- Stakeholders and experts from a variety of viewpoints, biases, persuasiveness, and expertise
- Stakeholders and experts tackle the tough issues related to the water quality topic and describe their work with these issues through Web sites, videos, and interactive DVDs
- Stakeholders and experts interact with students via the Iowa Communications Network videoconferencing classrooms about careers and how they deal with the issues related to water quality
- Viewpoints from a variety of stakeholders, experts, and career professionals include commercial developer, nutrient management specialist, senator, wastewater treatment expert, farmer, geologist, water treatment expert, farm policy expert, farm policy activist, urban conservationist, and water superintendent
- A variety of primary and secondary sources of informational texts such as feature articles, editorials, interview transcripts, reference, public documents, and consumer documents help students explore how water is important to many different careers
IPTVs School to Careers Project
IPTV School to Careers is a career development project for 7-12th grade students, educators, and parents. If you are an Iowa educator, your students have access to video, Web, and interactive activities as they are introduced to career professionals, projects, and ideas that help them identify their interests and plan for the future. Over 200 Iowa career professionals are profiled on the Web site through video, photos, and text. Through discussion boards and interactive activities, students gain a realistic portrait of a variety of career pathways.
As students link from the Explore More: Water Quality Web site to explore career connections on the School to Careers Web site, they can discover which careers use water in obvious ways like firefighters, boat captains, and water park designers as well as others in less obvious ways such as a farmer or a geologist. They all care about water and water quality. Careers include field sales agronomist, crop production specialist, farmer, naturalist, fisheries biologist, geologist, groundskeeper, senior landscape architect, leak surveyor, lock master, and marine biologist.

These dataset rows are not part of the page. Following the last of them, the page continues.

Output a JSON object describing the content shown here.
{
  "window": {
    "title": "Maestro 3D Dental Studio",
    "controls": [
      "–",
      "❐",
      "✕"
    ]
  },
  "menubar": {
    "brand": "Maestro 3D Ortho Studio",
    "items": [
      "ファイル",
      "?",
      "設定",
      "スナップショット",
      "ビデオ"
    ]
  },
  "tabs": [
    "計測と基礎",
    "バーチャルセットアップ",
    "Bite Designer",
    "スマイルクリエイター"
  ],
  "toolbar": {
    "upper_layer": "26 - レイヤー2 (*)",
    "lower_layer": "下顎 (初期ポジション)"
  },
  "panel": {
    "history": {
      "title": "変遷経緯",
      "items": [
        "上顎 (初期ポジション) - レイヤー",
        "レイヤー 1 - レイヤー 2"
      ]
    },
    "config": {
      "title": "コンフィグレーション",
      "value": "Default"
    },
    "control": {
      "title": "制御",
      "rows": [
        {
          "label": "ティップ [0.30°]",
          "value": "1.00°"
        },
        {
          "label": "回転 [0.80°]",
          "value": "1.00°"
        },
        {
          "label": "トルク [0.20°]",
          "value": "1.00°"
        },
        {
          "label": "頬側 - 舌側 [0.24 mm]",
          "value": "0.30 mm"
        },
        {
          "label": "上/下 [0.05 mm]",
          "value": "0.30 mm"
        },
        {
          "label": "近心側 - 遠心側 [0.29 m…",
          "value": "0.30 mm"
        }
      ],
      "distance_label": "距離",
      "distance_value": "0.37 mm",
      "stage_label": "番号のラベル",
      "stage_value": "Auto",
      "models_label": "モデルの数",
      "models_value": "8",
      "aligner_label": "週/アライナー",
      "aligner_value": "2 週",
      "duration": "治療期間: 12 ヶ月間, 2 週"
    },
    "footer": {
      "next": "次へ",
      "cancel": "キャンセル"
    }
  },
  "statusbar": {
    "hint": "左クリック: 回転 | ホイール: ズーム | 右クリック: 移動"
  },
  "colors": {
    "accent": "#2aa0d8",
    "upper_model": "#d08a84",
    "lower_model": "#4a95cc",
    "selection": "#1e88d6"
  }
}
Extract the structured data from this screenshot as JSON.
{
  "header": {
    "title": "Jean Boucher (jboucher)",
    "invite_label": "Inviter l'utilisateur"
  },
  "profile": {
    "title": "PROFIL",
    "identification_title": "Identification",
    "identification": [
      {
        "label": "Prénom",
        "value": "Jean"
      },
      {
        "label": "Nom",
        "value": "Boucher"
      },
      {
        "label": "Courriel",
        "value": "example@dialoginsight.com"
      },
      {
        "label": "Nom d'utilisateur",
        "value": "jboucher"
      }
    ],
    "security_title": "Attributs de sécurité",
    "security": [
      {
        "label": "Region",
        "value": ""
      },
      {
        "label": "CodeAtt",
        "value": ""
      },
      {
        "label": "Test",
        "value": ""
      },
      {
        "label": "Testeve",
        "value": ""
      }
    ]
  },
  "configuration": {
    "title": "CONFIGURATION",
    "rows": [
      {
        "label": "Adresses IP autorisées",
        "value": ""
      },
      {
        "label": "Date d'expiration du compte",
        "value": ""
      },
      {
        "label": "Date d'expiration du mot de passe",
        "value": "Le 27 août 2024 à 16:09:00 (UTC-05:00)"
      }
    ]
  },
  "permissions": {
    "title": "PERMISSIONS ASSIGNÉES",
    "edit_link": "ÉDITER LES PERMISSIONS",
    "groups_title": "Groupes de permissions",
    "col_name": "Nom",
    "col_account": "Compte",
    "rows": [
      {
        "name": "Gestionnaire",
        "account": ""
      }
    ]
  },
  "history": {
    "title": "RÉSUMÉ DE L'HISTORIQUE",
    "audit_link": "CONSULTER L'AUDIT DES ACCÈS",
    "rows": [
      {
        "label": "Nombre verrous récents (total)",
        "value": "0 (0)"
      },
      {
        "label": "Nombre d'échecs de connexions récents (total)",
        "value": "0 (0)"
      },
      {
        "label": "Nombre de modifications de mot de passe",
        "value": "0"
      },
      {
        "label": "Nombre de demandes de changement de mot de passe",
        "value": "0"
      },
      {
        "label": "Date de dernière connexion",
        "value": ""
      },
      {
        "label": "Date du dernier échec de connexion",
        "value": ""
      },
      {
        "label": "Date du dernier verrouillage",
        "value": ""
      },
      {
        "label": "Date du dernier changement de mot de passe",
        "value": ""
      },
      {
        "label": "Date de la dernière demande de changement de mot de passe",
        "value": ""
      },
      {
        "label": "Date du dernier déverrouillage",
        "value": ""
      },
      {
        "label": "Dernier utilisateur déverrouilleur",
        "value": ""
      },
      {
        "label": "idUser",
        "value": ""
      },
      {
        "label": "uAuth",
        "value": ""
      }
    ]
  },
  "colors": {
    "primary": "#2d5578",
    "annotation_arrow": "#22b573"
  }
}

Not only do some careers rely on water, they also rely on people having excellent reasoning skills, strong math, effective communication, and an awareness of science. Careers in water quality depend heavily on an educated work force.
Visit the School to Careers Web site at www.careers.iptv.org.